There's much about Detective Story that works very well; the touches of Miike absurdity with strong fits of humor, the aforementioned Raita Kazama character is the anchor of the film; Harumi Inoue (from Miike's Graveyard of Honor and modeling fame) is witty and sexy in spades; a character-driven affair, no doubt, as there isn't any real set pieces to grip or revelations to be had. Miike leans heavily on tomfoolery and skullduggery to propel an otherwise flimsy, often erratic Tsutomu Shirado screenplay.

There's not much more to say unless it's to dive deeper into the plot itself, yet doing so wouldn't really do so much harm as to play the spoiler; the film is as straightforward, even bland, as mystery-thrillers come. Let alone Miike-helmed thrillers. The reasons, as I said, aren't strictly intriguing ones. The fact that this direct to video release has finally made it to R1 shores is enough reason for me.

April 22, 2009

Exte (Ekusute, Hair Extensions)

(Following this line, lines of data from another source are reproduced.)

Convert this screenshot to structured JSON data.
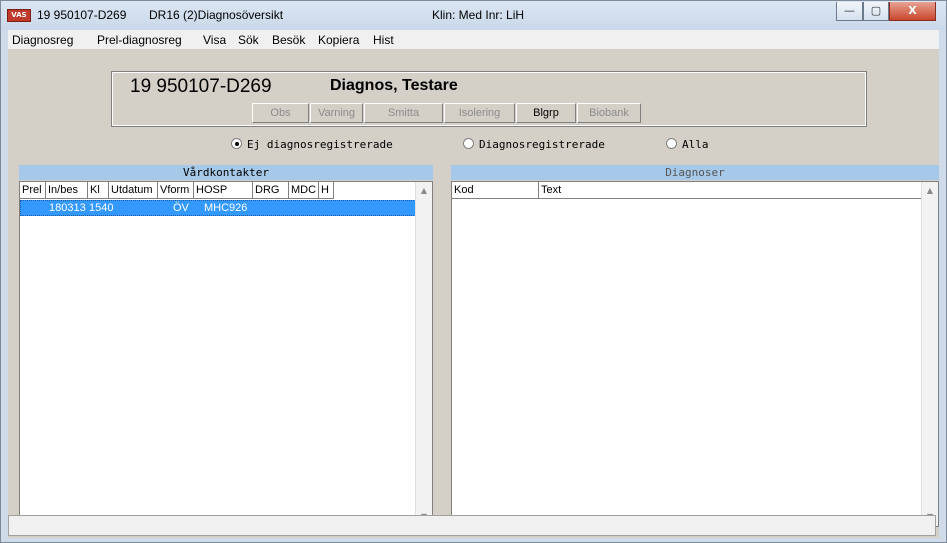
{
  "window": {
    "icon_text": "VAS",
    "title_id": "19 950107-D269",
    "title_app": "DR16 (2)Diagnosöversikt",
    "title_klin": "Klin: Med  Inr: LiH",
    "minimize": "—",
    "maximize": "▢",
    "close": "X"
  },
  "menu": {
    "items": [
      {
        "label": "Diagnosreg"
      },
      {
        "label": "Prel-diagnosreg"
      },
      {
        "label": "Visa"
      },
      {
        "label": "Sök"
      },
      {
        "label": "Besök"
      },
      {
        "label": "Kopiera"
      },
      {
        "label": "Hist"
      }
    ]
  },
  "patient": {
    "id": "19 950107-D269",
    "name": "Diagnos, Testare",
    "buttons": {
      "obs": "Obs",
      "varning": "Varning",
      "smitta": "Smitta",
      "isolering": "Isolering",
      "blgrp": "Blgrp",
      "biobank": "Biobank"
    }
  },
  "filter": {
    "ej": "Ej diagnosregistrerade",
    "diag": "Diagnosregistrerade",
    "alla": "Alla",
    "selected": "Ej diagnosregistrerade"
  },
  "vardkontakter": {
    "title": "Vårdkontakter",
    "columns": {
      "prel": "Prel",
      "inbes": "In/bes",
      "kl": "Kl",
      "utdatum": "Utdatum",
      "vform": "Vform",
      "hosp": "HOSP",
      "drg": "DRG",
      "mdc": "MDC",
      "h": "H"
    },
    "rows": [
      {
        "prel": "",
        "inbes": "180313",
        "kl": "1540",
        "utdatum": "",
        "vform": "ÖV",
        "hosp": "MHC926",
        "drg": "",
        "mdc": "",
        "h": ""
      }
    ]
  },
  "diagnoser": {
    "title": "Diagnoser",
    "columns": {
      "kod": "Kod",
      "text": "Text"
    }
  },
  "colors": {
    "selection": "#3399ff",
    "panel_header": "#a6c9ea",
    "face": "#d4d0c8"
  }
}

Sion Sono--as with counterpart Takashi Miike--has a wonderful knack for making satirical, ridiculous horror that remains oddly frightening and tense, amidst the jokes and parodies. Despite Exte's premise (hair extensions, deadly ones,) it has more in common with Higuchinsky's surreal, silly opus Uzumaki than it does your standard cursed-object-of-the-moment scare fare. If you've started to roll your eyes at the immeasurable amount of scenes featuring long, black hair in a sinister manner, this movie is for you. Sion Sono seems to think the device has gotten out of hand, too, and this is his antidote: give them so much hair, and nothing but hair, that they'll realize how stupid it is!

But to make sure it's not an obvious criticism of flimsy horror, he also includes some stuff that could be considered pretty straight-faced; there's a subplot/backstory involving organ harvesting and human trafficking, as well as a squirm-inducing child abuse tangent. But I don't think it would be spoiling it to say that the baddies get what they deserve, in hilarious and satisfyingly outrageous ways.

It also doesn't hurt that the cast is extremely likable. Our heroine--who is, of course, a hair stylist--is played by the recognizable face of Chiaki Kuriyama. The ladies playing her perky roommate, evil half-sister, and adorable niece are also stellar. However, the show belongs to the great Ren Osugi (Nightmare Detective, Loft, and hundreds of other appearances) who holds nothing back and will most certainly make you bust a gut laughing...if you like this sort of thing, that is. His strange get-up of American flag-adorned clothing and white, Mickey Mouse style gloves alone is worth seeking this movie out. Thankfully, the rest of it holds up just as well.